A new microfluidics chip developed by researchers at Princeton University is showing that bacteria evolve resistance to antibiotics much more quickly, and more predictably, than previously thought, reports Technology Review's Lauren Gravitz. The chip, dubbed the "death galaxy" by its inventor Robert Austin, simulates the complex environment that bacteria experience in the human body — it contains more than 1,000 hexagonal chambers, each of which is a microhabitat, Gravitz says. In his experiment, Austin flowed nutrients around one side of the chip and the antibiotic ciprofloxacin around the other. The solutions flow into the chambers at different concentrations and build different bacterial ecologies in each chamber. The researchers began to see resistant strains emerge within five hours and, after 10 hours, the resistant strains were spreading to cover even the most antibiotic-saturated chambers, Gravitz says. "The researchers also discovered that the evolution occurred predictably. Every time they ran the experiment, they got the same result, with the same four resistance-conferring mutations emerging over and over again," she adds. The chip could be valuable in the development of new antibiotics and could be used to improve strains of beneficial bacteria, like those that are used to degrade pollutants.

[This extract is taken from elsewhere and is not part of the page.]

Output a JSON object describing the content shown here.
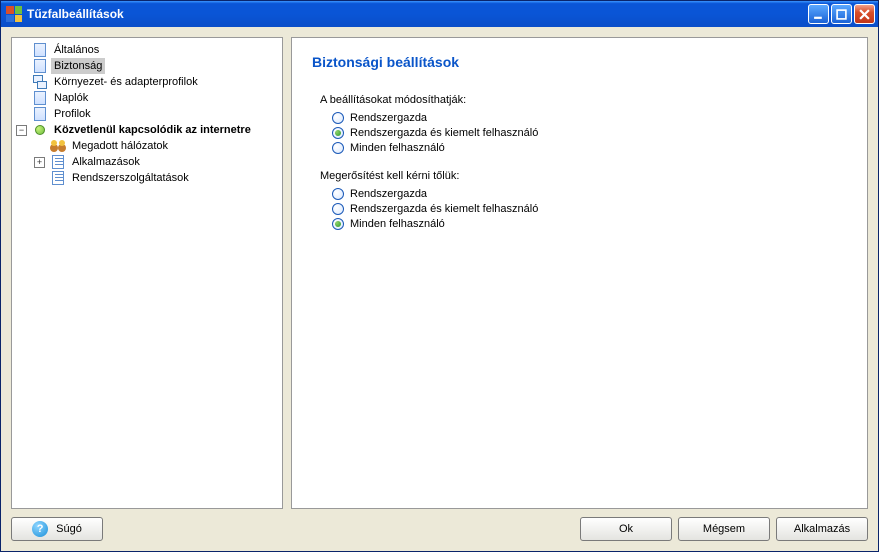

Austin says he's even planning an application for use in cancer research by using the chip to study how cancer cells develop resistance to chemotherapy.
Caught in the 'Death Galaxy'
Sep 23, 2011